With gratitude to Jerry Stinnett
I initially found Wake Up through meetup.com. I was looking for a group of younger folks to meet with regularly and get to know under the setting of meditation. I had been experimenting with meditation on my own using self-help books. I also had been to a few different groups but they weren’t quite what I was looking for.
I really didn’t know what to expect when I first arrived, but I was getting into the practice of getting outside of my comfort zone. Being a highly skeptical person I felt some initial insecurity but I quickly warmed up to the guided meditation. Since that first day I believe I have only missed one or two events in the last year and a half. Everyone that I have met in this group has been sincere and open. I found my way into the greater Sangha as a whole from this group and became a member shortly thereafter.
I cherish the bonds that I have made through Wake Up and will maintain these friendships for the rest of my life. The personal transformation I have gone through in the last few years has been in large part due to the existence of this group. I look forward to seeing it grow and continuing to be a part of it.
With gratitude to Sam
For the past ten years, my struggles with anxiety have been exhausting. Whenever I thought I was “getting better” life would trigger me and I would lapse back into painful confusion. I started meditating about a year and a half ago when I realized that taking anxiety medication on its own would be only palliative for me and not transformative. The final straw that set me on the path of mindfulness was my first experience with heartbreak. Shortly after my heart had broken open, I sought out a community and started attending FCM. I like to think of my experience with heartbreak as a “Wake Up call”, because it called me to Wake Up.

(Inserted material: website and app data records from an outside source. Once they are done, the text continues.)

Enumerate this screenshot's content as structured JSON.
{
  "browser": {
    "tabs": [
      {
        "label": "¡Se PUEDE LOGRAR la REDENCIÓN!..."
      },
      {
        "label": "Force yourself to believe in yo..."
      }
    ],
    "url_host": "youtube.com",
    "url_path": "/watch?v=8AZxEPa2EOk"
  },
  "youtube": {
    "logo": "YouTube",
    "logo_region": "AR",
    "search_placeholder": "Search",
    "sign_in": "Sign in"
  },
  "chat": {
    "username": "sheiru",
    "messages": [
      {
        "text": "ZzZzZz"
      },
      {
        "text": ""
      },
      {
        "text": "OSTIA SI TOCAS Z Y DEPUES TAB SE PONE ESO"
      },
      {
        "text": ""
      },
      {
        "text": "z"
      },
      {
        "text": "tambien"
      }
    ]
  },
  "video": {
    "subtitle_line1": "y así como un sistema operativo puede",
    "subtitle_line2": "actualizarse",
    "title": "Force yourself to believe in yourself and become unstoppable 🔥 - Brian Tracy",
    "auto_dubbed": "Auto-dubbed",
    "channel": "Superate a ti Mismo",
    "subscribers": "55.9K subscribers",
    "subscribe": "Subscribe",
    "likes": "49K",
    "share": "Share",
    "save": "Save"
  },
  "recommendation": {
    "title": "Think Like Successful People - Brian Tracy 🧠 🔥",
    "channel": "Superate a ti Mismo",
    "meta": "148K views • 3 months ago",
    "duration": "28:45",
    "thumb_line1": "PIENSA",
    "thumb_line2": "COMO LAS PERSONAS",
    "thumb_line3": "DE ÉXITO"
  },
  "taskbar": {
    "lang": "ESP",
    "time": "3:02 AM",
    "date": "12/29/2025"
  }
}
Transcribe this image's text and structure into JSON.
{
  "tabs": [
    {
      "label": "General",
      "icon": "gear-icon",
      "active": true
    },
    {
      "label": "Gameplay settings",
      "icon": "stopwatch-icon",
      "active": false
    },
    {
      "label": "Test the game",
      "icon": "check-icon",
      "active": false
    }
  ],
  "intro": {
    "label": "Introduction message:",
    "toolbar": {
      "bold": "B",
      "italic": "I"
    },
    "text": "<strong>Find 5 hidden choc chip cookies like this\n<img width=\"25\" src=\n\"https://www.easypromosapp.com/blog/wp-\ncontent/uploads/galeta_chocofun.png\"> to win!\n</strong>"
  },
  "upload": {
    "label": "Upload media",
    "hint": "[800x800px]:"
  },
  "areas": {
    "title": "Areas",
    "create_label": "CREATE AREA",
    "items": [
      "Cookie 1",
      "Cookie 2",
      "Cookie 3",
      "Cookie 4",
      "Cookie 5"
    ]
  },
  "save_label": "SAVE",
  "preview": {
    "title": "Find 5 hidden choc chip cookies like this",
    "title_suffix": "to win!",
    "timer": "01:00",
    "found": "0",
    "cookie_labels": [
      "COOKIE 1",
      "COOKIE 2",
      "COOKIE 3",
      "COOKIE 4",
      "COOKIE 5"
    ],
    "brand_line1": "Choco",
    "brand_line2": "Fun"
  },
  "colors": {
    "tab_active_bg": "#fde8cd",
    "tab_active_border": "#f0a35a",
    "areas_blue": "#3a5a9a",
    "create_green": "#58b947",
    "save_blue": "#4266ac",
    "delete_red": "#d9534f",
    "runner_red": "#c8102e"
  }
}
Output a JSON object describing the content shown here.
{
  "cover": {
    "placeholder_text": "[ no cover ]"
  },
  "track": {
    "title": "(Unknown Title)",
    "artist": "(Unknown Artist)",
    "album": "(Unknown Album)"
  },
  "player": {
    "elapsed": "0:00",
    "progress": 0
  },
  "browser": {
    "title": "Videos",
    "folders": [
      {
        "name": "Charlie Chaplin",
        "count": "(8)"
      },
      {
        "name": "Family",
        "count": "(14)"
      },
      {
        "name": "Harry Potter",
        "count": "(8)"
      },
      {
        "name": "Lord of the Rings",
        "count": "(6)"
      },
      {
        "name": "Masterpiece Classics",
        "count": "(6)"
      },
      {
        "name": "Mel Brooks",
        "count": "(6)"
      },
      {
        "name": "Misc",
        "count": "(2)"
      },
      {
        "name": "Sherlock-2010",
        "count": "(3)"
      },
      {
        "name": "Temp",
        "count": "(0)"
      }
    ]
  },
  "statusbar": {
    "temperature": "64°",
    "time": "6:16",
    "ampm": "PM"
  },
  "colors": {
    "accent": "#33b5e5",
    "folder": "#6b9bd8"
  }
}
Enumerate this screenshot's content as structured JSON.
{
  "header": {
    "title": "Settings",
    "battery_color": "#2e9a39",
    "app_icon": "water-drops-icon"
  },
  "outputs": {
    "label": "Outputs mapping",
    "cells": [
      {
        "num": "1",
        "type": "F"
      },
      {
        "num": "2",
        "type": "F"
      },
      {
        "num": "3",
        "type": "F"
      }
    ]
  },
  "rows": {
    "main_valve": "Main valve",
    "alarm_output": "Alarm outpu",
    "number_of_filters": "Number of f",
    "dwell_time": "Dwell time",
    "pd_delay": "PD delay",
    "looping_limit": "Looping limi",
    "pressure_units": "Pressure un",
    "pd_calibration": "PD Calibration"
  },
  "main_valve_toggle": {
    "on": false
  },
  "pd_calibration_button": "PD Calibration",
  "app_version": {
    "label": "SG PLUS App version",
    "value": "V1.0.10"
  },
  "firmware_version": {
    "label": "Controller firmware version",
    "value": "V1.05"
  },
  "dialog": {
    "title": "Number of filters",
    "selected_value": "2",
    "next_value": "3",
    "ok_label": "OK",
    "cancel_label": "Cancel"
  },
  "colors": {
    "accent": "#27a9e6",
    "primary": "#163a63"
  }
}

Since attending Wake Up, my peers and I have grown together in so many ways. I have learned to value the art of listening more than the art of self-expression, which to my surprise has been a great relief. All of us at Wake Up have the great opportunity to feel free to be ourselves. Simply showing up is an act of emotional vulnerability, an admission that we are lost and in need of community, and I love that. This admission of pain is what binds us all together and is something I have learned to deeply appreciate.
Listening deeply to my friends at Wake Up has taught me that my very own anxiety is a source of motivation to heal myself and others. It has also taught me that my very own anxiety is not my very own, because fear is a seed in all of us. I am now grateful to have suffered my way to the path. Through earnest practice and the encouragement and deep insight of my fellow meditators at Wake Up, the natural wisdom at the core of every human is visible to me now. It is like being lost in a forest in the middle of the night and seeing the distant glow of a fire on a hillside. I know it is there, and I know I am going towards it, and the journey is the rest of my life. I cannot control the forest around me, but I can keep walking.
When I remember to surrender to the fact that life is unpredictable, existence becomes lighter. The precious moments when I become aware of my limited time in this body are the moments that bring me home to the present moment. I doubt that I could have learned to surrender without the help and wisdom of others. Speaking from my experience, letting go of the illusion of being in control does not come easily. I still have a very long way to go to heal myself, and I look forward to following the path knowing I am not alone. Not only do I see that my peers have plenty of wisdom to offer me, but I see that my pain has been a means of gaining insight that I can offer to them in return.